Bennet Led Effort to Request Medicaid Funding Extension to Aid States
Washington, DC – Michael Bennet, U.S. Senator for Colorado, released the following statement after the Senate moved forward legislation to provide emergency resources to prevent widespread layoffs of teachers and protect access to Medicaid services for Colorado’s kids and vulnerable populations:
“Today brings long overdue good news to teachers and kids in Colorado and those worried about losing access to the health care they need,” Bennet said. “The Senate broke through the usual gridlock and cleared the biggest remaining hurdle towards passing education jobs and Medicaid extension legislation. The package—which is entirely paid for—will save thousands of jobs and protect health services for kids and vulnerable populations across Colorado and the country. During this savage economy that is hurting families all over our state and our country, as we work to get our ship righted, our kids and our schools should be at the top of our list of priorities.
“If we are going to ensure that we leave more opportunity for our kids than we ourselves have had then we must remain committed to education—to set the table for our kids’ futures; to prepare them for the competitive world that awaits them; and to enrich their lives with a better education than the one that was offered to us.”

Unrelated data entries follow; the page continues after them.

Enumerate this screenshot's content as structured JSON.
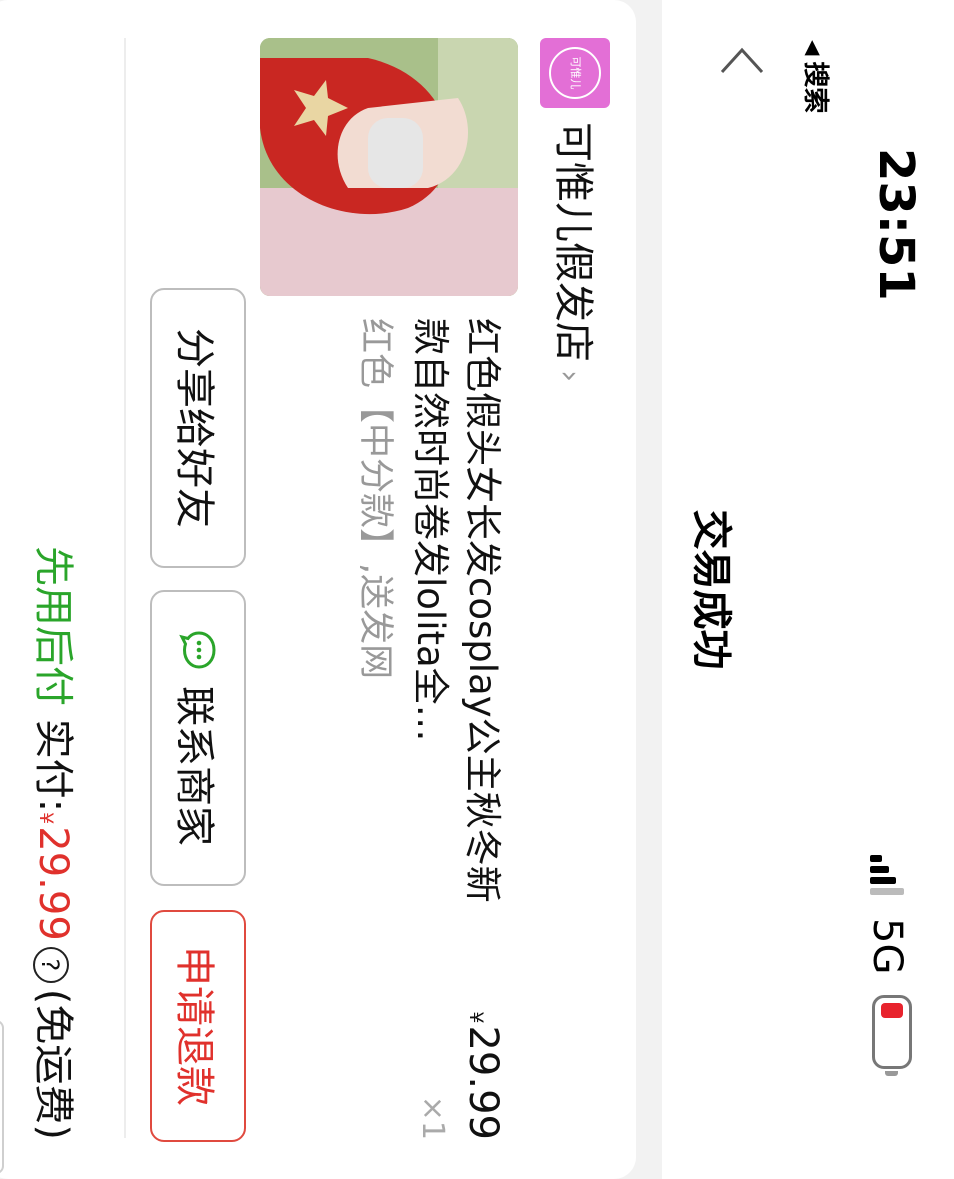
{
  "status_bar": {
    "time": "23:51",
    "back_to_app": "搜索",
    "network": "5G"
  },
  "header": {
    "title": "交易成功"
  },
  "order": {
    "shop": {
      "name": "可惟儿假发店",
      "logo_text": "可惟儿"
    },
    "item": {
      "title": "红色假头女长发cosplay公主秋冬新款自然时尚卷发lolita全…",
      "variant": "红色【中分款】,送发网",
      "price_symbol": "¥",
      "price": "29.99",
      "quantity": "×1"
    },
    "actions": {
      "share": "分享给好友",
      "contact": "联系商家",
      "refund": "申请退款"
    },
    "payment": {
      "pay_later": "先用后付",
      "paid_label": "实付:",
      "currency": "¥",
      "amount": "29.99",
      "shipping_note": "(免运费)"
    }
  },
  "colors": {
    "accent_red": "#e0312c",
    "accent_green": "#2aa52a",
    "shop_logo_bg": "#e36fd6"
  }
}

Bennet has been a leader in the fight for the Medicaid Federal Medical Assistance Percentage (FMAP) funding and saving teachers’ jobs. He was an original cosponsor of the Keep Our Educators Working Act of 2010, introduced by Sen. Tom Harkin (D-Iowa). In January, he also led a group of 37 of his Senate colleagues in submitting a letter urging Senate Majority Leader Harry Reid to provide states with an additional six-month FMAP extension.
The Medicaid FMAP extension is just hours away from a full up-down vote by the Senate. Without it, states will be forced to layoff tens of thousands more teachers and other public employees, cut education funding more, and further reduce payments to health care providers and other private firms. More than 900,000 public and private sector jobs could be lost.
Colorado alone would lose more than $200 million if the FMAP extension falls victim to Washington politics. Likely cuts include eliminating state aid for full-day kindergarten for 35,000 children, eliminating preschool aid for 21,000 children, and increasing overcrowding in juvenile detention facilities, according the Center on Budget and Policy Priorities.
Additionally, the education jobs funding would prevent the loss of between 2,000 and 3,000 teacher jobs in Colorado alone.